* RECORDS SUPPLIED
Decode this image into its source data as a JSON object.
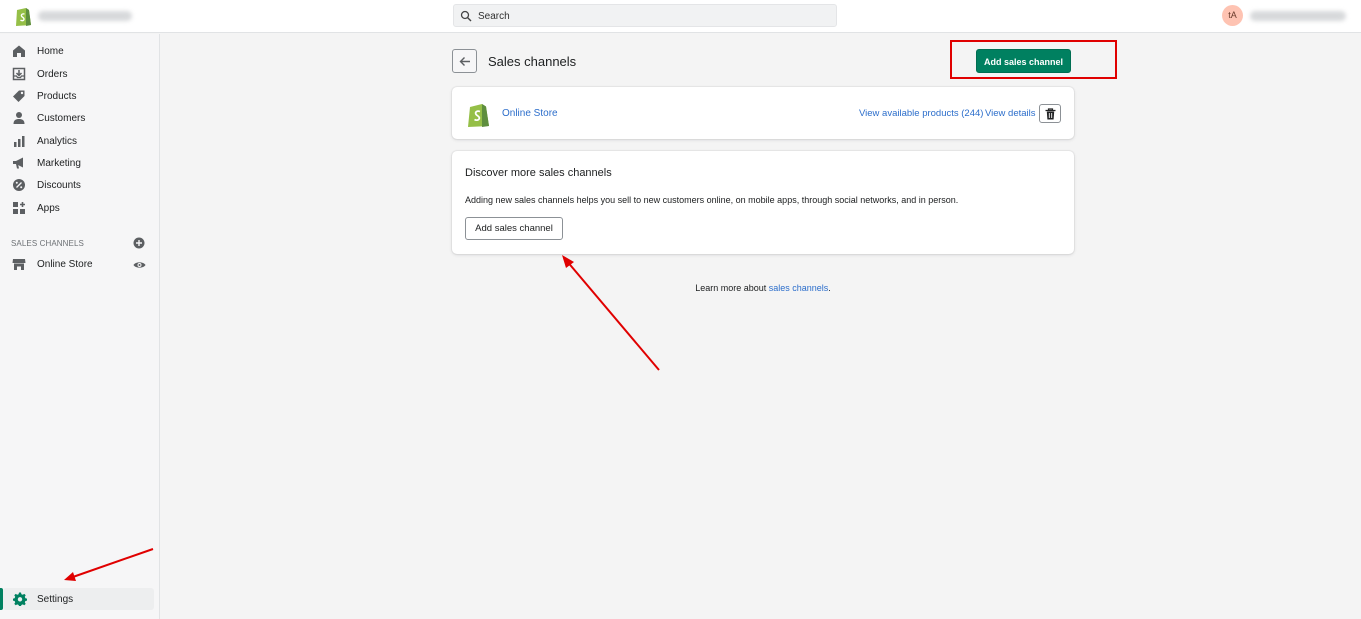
{
  "topbar": {
    "search_placeholder": "Search",
    "avatar_initials": "tA"
  },
  "sidebar": {
    "items": [
      {
        "label": "Home",
        "icon": "home-icon"
      },
      {
        "label": "Orders",
        "icon": "orders-icon"
      },
      {
        "label": "Products",
        "icon": "tag-icon"
      },
      {
        "label": "Customers",
        "icon": "person-icon"
      },
      {
        "label": "Analytics",
        "icon": "bar-chart-icon"
      },
      {
        "label": "Marketing",
        "icon": "megaphone-icon"
      },
      {
        "label": "Discounts",
        "icon": "discount-icon"
      },
      {
        "label": "Apps",
        "icon": "apps-icon"
      }
    ],
    "section_title": "SALES CHANNELS",
    "channel_label": "Online Store",
    "settings_label": "Settings"
  },
  "main": {
    "page_title": "Sales channels",
    "primary_button": "Add sales channel",
    "store_card": {
      "name": "Online Store",
      "view_products": "View available products (244)",
      "view_details": "View details"
    },
    "discover_card": {
      "title": "Discover more sales channels",
      "text": "Adding new sales channels helps you sell to new customers online, on mobile apps, through social networks, and in person.",
      "button": "Add sales channel"
    },
    "learn_more_prefix": "Learn more about ",
    "learn_more_link": "sales channels",
    "learn_more_suffix": "."
  },
  "colors": {
    "accent": "#008060",
    "link": "#2c6ecb",
    "annotation": "#e00000"
  }
}
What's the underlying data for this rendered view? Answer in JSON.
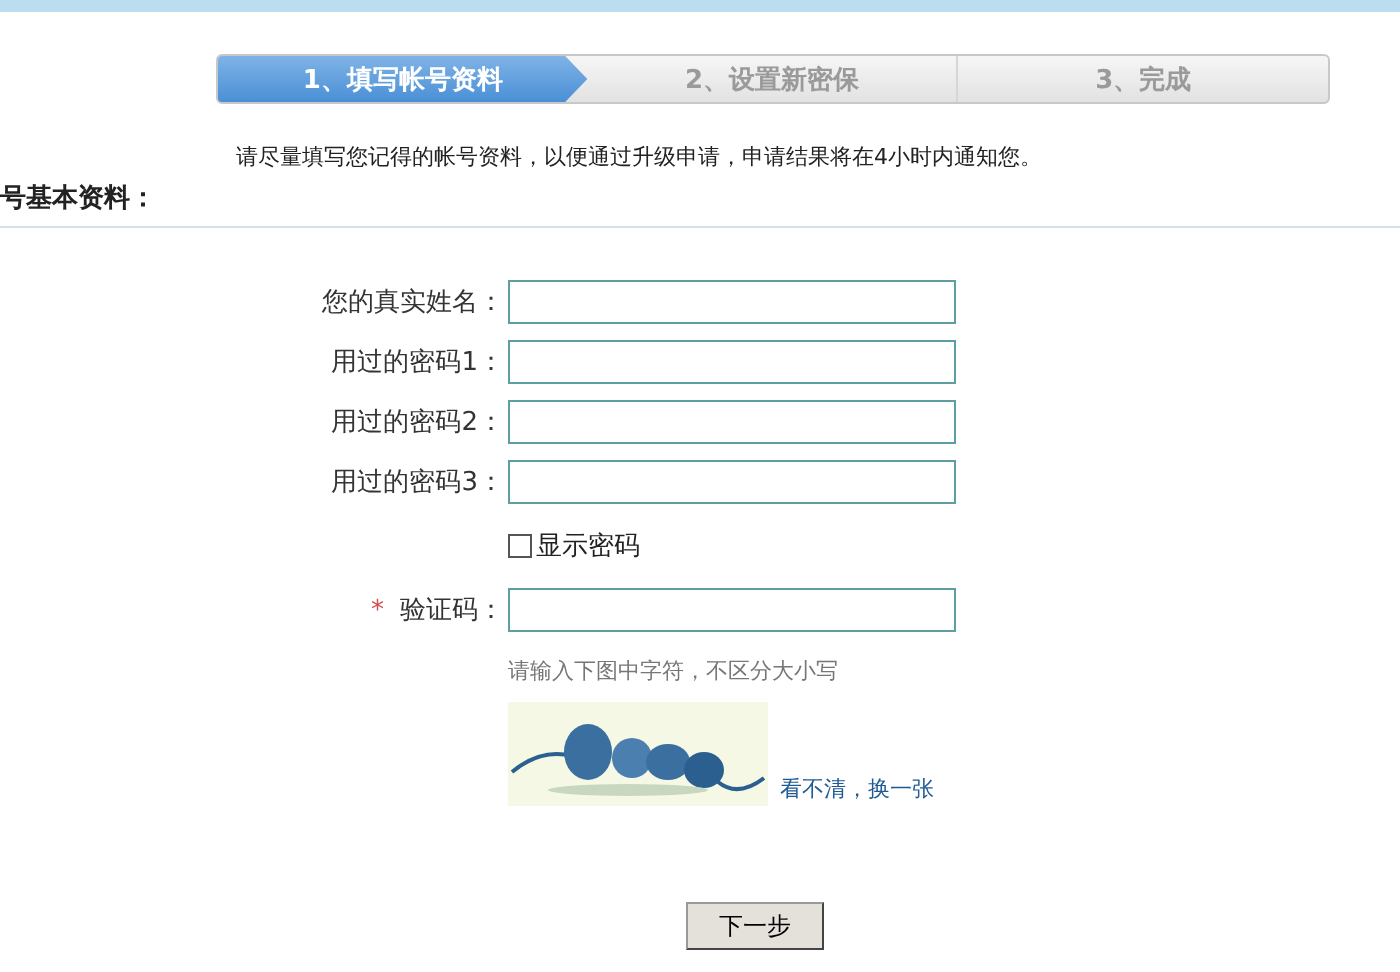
{
  "steps": [
    {
      "label": "1、填写帐号资料",
      "selected": true
    },
    {
      "label": "2、设置新密保",
      "selected": false
    },
    {
      "label": "3、完成",
      "selected": false
    }
  ],
  "notice": "请尽量填写您记得的帐号资料，以便通过升级申请，申请结果将在4小时内通知您。",
  "section_title": "号基本资料：",
  "fields": [
    {
      "label": "您的真实姓名：",
      "required": false
    },
    {
      "label": "用过的密码1：",
      "required": false
    },
    {
      "label": "用过的密码2：",
      "required": false
    },
    {
      "label": "用过的密码3：",
      "required": false
    }
  ],
  "show_password": {
    "label": "显示密码",
    "checked": false
  },
  "captcha": {
    "label": "验证码：",
    "required": true,
    "required_mark": "*",
    "hint": "请输入下图中字符，不区分大小写",
    "refresh_link": "看不清，换一张"
  },
  "next_button": "下一步"
}
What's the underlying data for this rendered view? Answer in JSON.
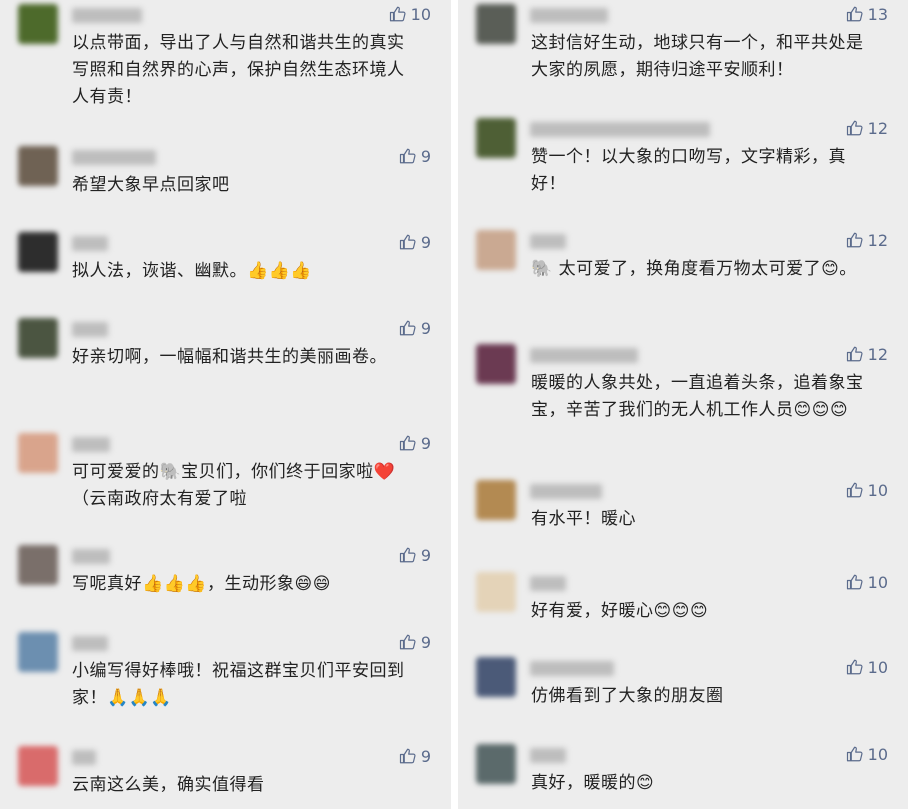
{
  "colors": {
    "background": "#ededed",
    "text": "#222222",
    "like_count": "#5b6b8c",
    "divider": "#ffffff"
  },
  "icons": {
    "like": "thumbs-up-icon"
  },
  "left_column": [
    {
      "likes": "10",
      "text": "以点带面，导出了人与自然和谐共生的真实写照和自然界的心声，保护自然生态环境人人有责！"
    },
    {
      "likes": "9",
      "text": "希望大象早点回家吧"
    },
    {
      "likes": "9",
      "text": "拟人法，诙谐、幽默。👍👍👍"
    },
    {
      "likes": "9",
      "text": "好亲切啊，一幅幅和谐共生的美丽画卷。"
    },
    {
      "likes": "9",
      "text": "可可爱爱的🐘宝贝们，你们终于回家啦❤️（云南政府太有爱了啦"
    },
    {
      "likes": "9",
      "text": "写呢真好👍👍👍，生动形象😄😄"
    },
    {
      "likes": "9",
      "text": "小编写得好棒哦！祝福这群宝贝们平安回到家！🙏🙏🙏"
    },
    {
      "likes": "9",
      "text": "云南这么美，确实值得看"
    }
  ],
  "right_column": [
    {
      "likes": "13",
      "text": "这封信好生动，地球只有一个，和平共处是大家的夙愿，期待归途平安顺利！"
    },
    {
      "likes": "12",
      "text": "赞一个！以大象的口吻写，文字精彩，真好！"
    },
    {
      "likes": "12",
      "text": "🐘 太可爱了，换角度看万物太可爱了😊。"
    },
    {
      "likes": "12",
      "text": "暖暖的人象共处，一直追着头条，追着象宝宝，辛苦了我们的无人机工作人员😊😊😊"
    },
    {
      "likes": "10",
      "text": "有水平！暖心"
    },
    {
      "likes": "10",
      "text": "好有爱，好暖心😊😊😊"
    },
    {
      "likes": "10",
      "text": "仿佛看到了大象的朋友圈"
    },
    {
      "likes": "10",
      "text": "真好，暖暖的😊"
    }
  ]
}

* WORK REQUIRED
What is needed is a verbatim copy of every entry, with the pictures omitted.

* SOLUTION FOR THIS TASK
Decode this image into its source data as a JSON object.
{
  "topbar": {
    "search_placeholder": "Search",
    "avatar_initials": "tA"
  },
  "sidebar": {
    "items": [
      {
        "label": "Home",
        "icon": "home-icon"
      },
      {
        "label": "Orders",
        "icon": "orders-icon"
      },
      {
        "label": "Products",
        "icon": "tag-icon"
      },
      {
        "label": "Customers",
        "icon": "person-icon"
      },
      {
        "label": "Analytics",
        "icon": "bar-chart-icon"
      },
      {
        "label": "Marketing",
        "icon": "megaphone-icon"
      },
      {
        "label": "Discounts",
        "icon": "discount-icon"
      },
      {
        "label": "Apps",
        "icon": "apps-icon"
      }
    ],
    "section_title": "SALES CHANNELS",
    "channel_label": "Online Store",
    "settings_label": "Settings"
  },
  "main": {
    "page_title": "Sales channels",
    "primary_button": "Add sales channel",
    "store_card": {
      "name": "Online Store",
      "view_products": "View available products (244)",
      "view_details": "View details"
    },
    "discover_card": {
      "title": "Discover more sales channels",
      "text": "Adding new sales channels helps you sell to new customers online, on mobile apps, through social networks, and in person.",
      "button": "Add sales channel"
    },
    "learn_more_prefix": "Learn more about ",
    "learn_more_link": "sales channels",
    "learn_more_suffix": "."
  },
  "colors": {
    "accent": "#008060",
    "link": "#2c6ecb",
    "annotation": "#e00000"
  }
}
What's the underlying data for this rendered view? Answer in JSON.
{
  "steps": [
    {
      "label": "1、填写帐号资料",
      "selected": true
    },
    {
      "label": "2、设置新密保",
      "selected": false
    },
    {
      "label": "3、完成",
      "selected": false
    }
  ],
  "notice": "请尽量填写您记得的帐号资料，以便通过升级申请，申请结果将在4小时内通知您。",
  "section_title": "号基本资料：",
  "fields": [
    {
      "label": "您的真实姓名：",
      "required": false
    },
    {
      "label": "用过的密码1：",
      "required": false
    },
    {
      "label": "用过的密码2：",
      "required": false
    },
    {
      "label": "用过的密码3：",
      "required": false
    }
  ],
  "show_password": {
    "label": "显示密码",
    "checked": false
  },
  "captcha": {
    "label": "验证码：",
    "required": true,
    "required_mark": "*",
    "hint": "请输入下图中字符，不区分大小写",
    "refresh_link": "看不清，换一张"
  },
  "next_button": "下一步"
}
What's the underlying data for this rendered view? Answer in JSON.
{
  "colors": {
    "background": "#ededed",
    "text": "#222222",
    "like_count": "#5b6b8c",
    "divider": "#ffffff"
  },
  "icons": {
    "like": "thumbs-up-icon"
  },
  "left_column": [
    {
      "likes": "10",
      "text": "以点带面，导出了人与自然和谐共生的真实写照和自然界的心声，保护自然生态环境人人有责！"
    },
    {
      "likes": "9",
      "text": "希望大象早点回家吧"
    },
    {
      "likes": "9",
      "text": "拟人法，诙谐、幽默。👍👍👍"
    },
    {
      "likes": "9",
      "text": "好亲切啊，一幅幅和谐共生的美丽画卷。"
    },
    {
      "likes": "9",
      "text": "可可爱爱的🐘宝贝们，你们终于回家啦❤️（云南政府太有爱了啦"
    },
    {
      "likes": "9",
      "text": "写呢真好👍👍👍，生动形象😄😄"
    },
    {
      "likes": "9",
      "text": "小编写得好棒哦！祝福这群宝贝们平安回到家！🙏🙏🙏"
    },
    {
      "likes": "9",
      "text": "云南这么美，确实值得看"
    }
  ],
  "right_column": [
    {
      "likes": "13",
      "text": "这封信好生动，地球只有一个，和平共处是大家的夙愿，期待归途平安顺利！"
    },
    {
      "likes": "12",
      "text": "赞一个！以大象的口吻写，文字精彩，真好！"
    },
    {
      "likes": "12",
      "text": "🐘 太可爱了，换角度看万物太可爱了😊。"
    },
    {
      "likes": "12",
      "text": "暖暖的人象共处，一直追着头条，追着象宝宝，辛苦了我们的无人机工作人员😊😊😊"
    },
    {
      "likes": "10",
      "text": "有水平！暖心"
    },
    {
      "likes": "10",
      "text": "好有爱，好暖心😊😊😊"
    },
    {
      "likes": "10",
      "text": "仿佛看到了大象的朋友圈"
    },
    {
      "likes": "10",
      "text": "真好，暖暖的😊"
    }
  ]
}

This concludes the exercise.